As fate would have it, in April of 2007, I was forwarded an email at work about a baby in need of a bone marrow transplant, his name was Baby Trevor. Finally this was the push I needed to get in the bone marrow registry and get active with the fight against leukemia.

A bone marrow drive was being held at my kids’ elementary school, just 5 blocks from my house. As I stood in the long line of eager folks with the same intentions, I felt my heart get heavy. I was being flooded with emotion, but I couldn’t take my eyes off of a slide show of Trevor that was playing. I didn’t move, and waited for nearly an hour.

Baby Trevor inspired over 3800 people, internationally, to get registered in the bone marrow registry. Unfortunately, it wasn’t in time for little Trevor and he lost his battle when he was 6 months old.

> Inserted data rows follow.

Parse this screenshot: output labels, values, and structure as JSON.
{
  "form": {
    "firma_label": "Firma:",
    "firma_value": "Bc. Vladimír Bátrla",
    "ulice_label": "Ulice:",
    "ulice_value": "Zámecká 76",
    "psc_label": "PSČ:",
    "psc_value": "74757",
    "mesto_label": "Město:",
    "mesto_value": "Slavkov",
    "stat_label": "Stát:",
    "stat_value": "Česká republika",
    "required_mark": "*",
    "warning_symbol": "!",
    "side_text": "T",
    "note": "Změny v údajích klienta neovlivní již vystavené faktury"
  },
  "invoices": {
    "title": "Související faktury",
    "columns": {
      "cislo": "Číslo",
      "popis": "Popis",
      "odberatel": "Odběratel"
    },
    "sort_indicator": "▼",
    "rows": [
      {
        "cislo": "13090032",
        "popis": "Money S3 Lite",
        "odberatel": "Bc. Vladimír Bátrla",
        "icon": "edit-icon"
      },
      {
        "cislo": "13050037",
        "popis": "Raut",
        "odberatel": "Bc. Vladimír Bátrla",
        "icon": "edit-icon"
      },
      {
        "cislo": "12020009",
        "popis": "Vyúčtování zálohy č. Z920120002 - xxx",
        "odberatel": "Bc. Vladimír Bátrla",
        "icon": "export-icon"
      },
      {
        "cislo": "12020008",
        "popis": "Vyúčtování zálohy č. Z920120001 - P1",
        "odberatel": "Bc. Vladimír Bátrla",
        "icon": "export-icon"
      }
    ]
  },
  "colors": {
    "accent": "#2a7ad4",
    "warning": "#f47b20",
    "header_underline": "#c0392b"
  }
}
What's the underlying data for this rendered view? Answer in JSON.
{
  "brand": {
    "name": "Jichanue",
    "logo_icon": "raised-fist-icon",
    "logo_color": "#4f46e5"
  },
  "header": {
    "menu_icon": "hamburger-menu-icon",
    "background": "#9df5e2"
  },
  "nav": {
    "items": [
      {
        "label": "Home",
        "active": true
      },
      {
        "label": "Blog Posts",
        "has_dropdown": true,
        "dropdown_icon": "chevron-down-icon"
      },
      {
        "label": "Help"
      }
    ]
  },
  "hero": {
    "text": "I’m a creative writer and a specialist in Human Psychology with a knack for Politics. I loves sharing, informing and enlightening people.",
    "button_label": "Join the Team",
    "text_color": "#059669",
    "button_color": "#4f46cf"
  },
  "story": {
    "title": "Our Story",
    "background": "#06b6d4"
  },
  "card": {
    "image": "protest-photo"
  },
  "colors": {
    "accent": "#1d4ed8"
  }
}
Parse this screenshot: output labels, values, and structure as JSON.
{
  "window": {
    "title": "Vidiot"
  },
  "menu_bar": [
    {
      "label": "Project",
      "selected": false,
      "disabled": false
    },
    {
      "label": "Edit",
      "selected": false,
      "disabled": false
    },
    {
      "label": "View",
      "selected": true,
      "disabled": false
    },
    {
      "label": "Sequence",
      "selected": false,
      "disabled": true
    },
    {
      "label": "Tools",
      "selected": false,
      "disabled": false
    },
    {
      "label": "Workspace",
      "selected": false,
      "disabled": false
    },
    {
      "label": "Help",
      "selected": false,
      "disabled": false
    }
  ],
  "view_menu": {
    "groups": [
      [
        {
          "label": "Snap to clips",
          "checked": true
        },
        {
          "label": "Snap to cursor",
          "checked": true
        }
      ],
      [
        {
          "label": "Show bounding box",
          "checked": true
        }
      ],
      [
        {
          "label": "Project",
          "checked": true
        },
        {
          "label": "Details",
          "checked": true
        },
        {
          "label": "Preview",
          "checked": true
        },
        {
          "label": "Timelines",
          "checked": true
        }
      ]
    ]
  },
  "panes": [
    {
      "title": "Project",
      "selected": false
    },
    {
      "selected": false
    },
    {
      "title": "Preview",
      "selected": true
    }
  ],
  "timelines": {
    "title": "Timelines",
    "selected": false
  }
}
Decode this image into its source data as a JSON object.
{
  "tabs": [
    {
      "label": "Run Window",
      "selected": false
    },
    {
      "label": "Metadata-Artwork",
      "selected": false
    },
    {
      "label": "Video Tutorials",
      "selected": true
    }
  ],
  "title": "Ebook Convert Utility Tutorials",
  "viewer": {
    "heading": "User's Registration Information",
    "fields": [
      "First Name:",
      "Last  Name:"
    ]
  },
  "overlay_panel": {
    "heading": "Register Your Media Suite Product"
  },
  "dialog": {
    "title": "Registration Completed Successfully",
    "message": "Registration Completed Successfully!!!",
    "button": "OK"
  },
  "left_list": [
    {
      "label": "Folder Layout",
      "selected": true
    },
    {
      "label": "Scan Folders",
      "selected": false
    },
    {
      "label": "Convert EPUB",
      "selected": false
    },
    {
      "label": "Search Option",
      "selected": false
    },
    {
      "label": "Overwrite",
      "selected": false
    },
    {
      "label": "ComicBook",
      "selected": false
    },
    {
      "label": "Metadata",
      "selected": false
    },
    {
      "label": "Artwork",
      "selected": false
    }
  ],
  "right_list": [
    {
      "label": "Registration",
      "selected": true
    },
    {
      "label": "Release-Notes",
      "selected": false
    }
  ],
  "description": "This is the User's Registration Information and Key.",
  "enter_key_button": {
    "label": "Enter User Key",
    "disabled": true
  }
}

Ironically, Baby Trevor lived in my area and my daughter is now in kindergarten with one of his sisters. My husband and I are teaming up with Trevor’s parents, Angela and Bob Kott in partnership with the Leukemia and Lymphoma Society’s Team in Training (TNT) to run the Wildflower Triathlon in May of 2008.

We are competing in Trevor’s honor, and more personally for me I am also competing in honor of my mother. My mother’s friends once wrote about her “The only hope left for Teresa is that of society. Society can help give hope and life to Teresa, but will it? You can help, but will you?”

Mark and Jennifer have each made a personal commitment to raise $2900.00 for the Leukemia & Lymphoma Society by April 18th. This is a total of $5800 between them, and it

can only be accomplished with the support of the public.

A tax deductible contribution can be made on-line through their official websites at:

www.active.com/donate/tntsac/tntsacMBrenne or


When you donate online, you get the opportunity to have your name or business advertised as a supporter for this very important cause. Please be sure to take advantage of any charitable gift matching your company or employer might offer to double your money!

Alternatively, you can make a contribution by sending a check to the Leukemia & Lymphoma Society listing Mark & Jennifer Brenner/TNT/Team Trevor in the memo line (to ensure your contribution gets allocated to their “bucket”) at 4604 Roseville Rd., Ste. 100 North Highlands, CA 95660.

After you donate, write to editor [at] newsblaze.com and claim your thank you from us – your choice of a classic movie download or a $100 press release coupon from NewsBlaze and Folsom Local News.

One dollar at a time, we can ALL make a difference.

Alan Gray is the Publisher and Editor-in-Chief of NewsBlaze Daily News and other online newspapers. He prefers to edit, rather than write, but sometimes an issue rears it’s head and makes him start hammering away on the keyboard.

Content Expertise

Alan has been on the internet since it first started. He loves to use his expertise in content and digital marketing to help businesses grow, through managed content services. After living in the United States for 15 years, he is now in South Australia. To learn more about how Alan can help you with content marketing and managed content services, contact him by email.

Technical Expertise

Alan is also a techie. His father was a British soldier in the 4th Indian Division in WWII, with Sikhs and Gurkhas. He was a sergeant in signals and after that, he was a printer who typeset magazines and books on his linotype machine. Those skills were passed on to Alan and his brothers, who all worked for Telecom Australia, on more advanced signals (communications). After studying electronics, communications, and computing at college, and building and repairing all kinds of electronics, Alan switched to programming and team building and management.

He has a fascination with shooting video footage and video editing, so watch out if he points his Canon 7d in your direction.